[Start of section]

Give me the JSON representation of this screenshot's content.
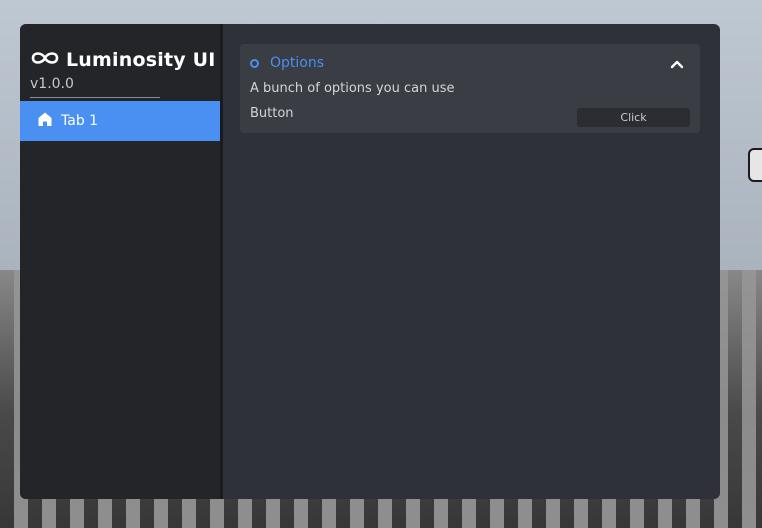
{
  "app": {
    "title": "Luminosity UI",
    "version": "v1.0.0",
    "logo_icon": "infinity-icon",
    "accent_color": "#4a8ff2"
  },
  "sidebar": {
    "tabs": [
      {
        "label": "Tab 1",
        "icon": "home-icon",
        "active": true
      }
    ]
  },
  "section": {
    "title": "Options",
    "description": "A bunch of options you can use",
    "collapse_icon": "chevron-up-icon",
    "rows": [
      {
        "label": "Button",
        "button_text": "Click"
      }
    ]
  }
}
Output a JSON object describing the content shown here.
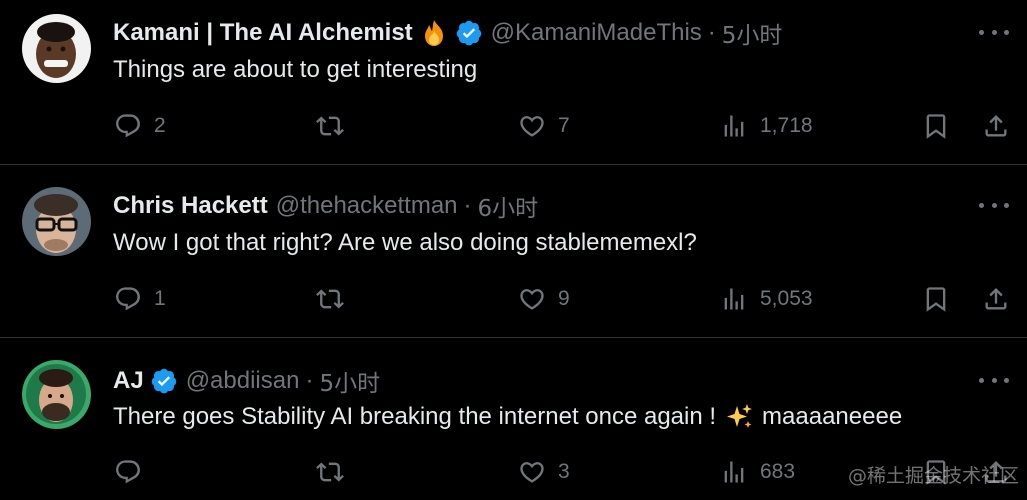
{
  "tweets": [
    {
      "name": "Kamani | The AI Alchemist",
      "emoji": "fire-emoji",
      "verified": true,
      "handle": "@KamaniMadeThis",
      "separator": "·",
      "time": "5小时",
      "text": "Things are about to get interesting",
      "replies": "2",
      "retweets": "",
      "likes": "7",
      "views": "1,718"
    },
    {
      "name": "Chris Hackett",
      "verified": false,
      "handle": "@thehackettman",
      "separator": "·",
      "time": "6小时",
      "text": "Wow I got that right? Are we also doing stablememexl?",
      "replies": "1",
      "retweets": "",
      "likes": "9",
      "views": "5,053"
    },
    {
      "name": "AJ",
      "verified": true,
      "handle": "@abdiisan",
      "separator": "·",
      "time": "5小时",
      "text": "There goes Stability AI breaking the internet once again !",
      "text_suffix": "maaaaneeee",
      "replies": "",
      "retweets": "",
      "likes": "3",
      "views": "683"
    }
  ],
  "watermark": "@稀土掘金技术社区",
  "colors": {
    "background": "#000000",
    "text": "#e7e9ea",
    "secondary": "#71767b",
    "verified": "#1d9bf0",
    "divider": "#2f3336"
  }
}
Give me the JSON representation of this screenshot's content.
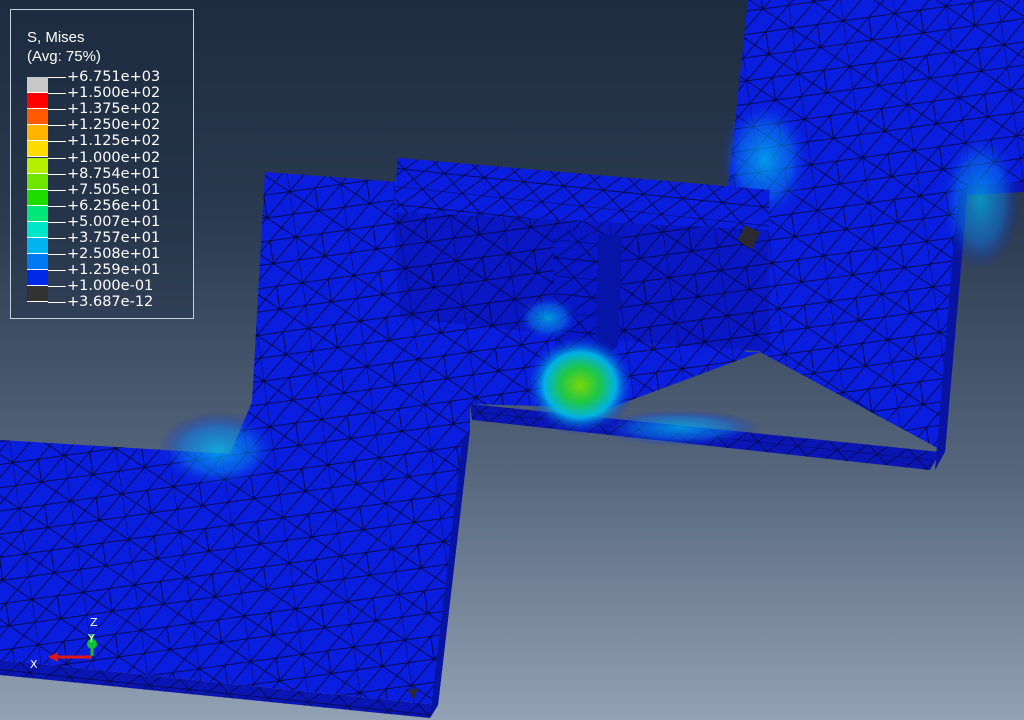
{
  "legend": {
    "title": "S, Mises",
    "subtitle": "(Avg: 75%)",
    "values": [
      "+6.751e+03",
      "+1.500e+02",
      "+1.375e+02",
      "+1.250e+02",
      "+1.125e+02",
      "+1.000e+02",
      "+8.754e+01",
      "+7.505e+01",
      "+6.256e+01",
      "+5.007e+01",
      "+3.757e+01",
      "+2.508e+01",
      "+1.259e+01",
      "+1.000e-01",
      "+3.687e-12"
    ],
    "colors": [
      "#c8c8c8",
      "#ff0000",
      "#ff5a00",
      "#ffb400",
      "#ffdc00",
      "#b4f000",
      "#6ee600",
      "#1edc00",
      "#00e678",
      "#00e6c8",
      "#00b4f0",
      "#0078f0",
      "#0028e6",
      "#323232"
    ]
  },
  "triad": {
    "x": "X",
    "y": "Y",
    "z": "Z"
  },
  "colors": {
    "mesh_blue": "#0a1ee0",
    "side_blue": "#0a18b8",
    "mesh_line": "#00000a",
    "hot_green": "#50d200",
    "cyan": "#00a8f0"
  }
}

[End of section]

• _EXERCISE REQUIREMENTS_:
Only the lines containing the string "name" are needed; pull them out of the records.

• _TASK ANSWER_:
      "name": "Kamani | The AI Alchemist",
      "name": "Chris Hackett",
      "name": "AJ",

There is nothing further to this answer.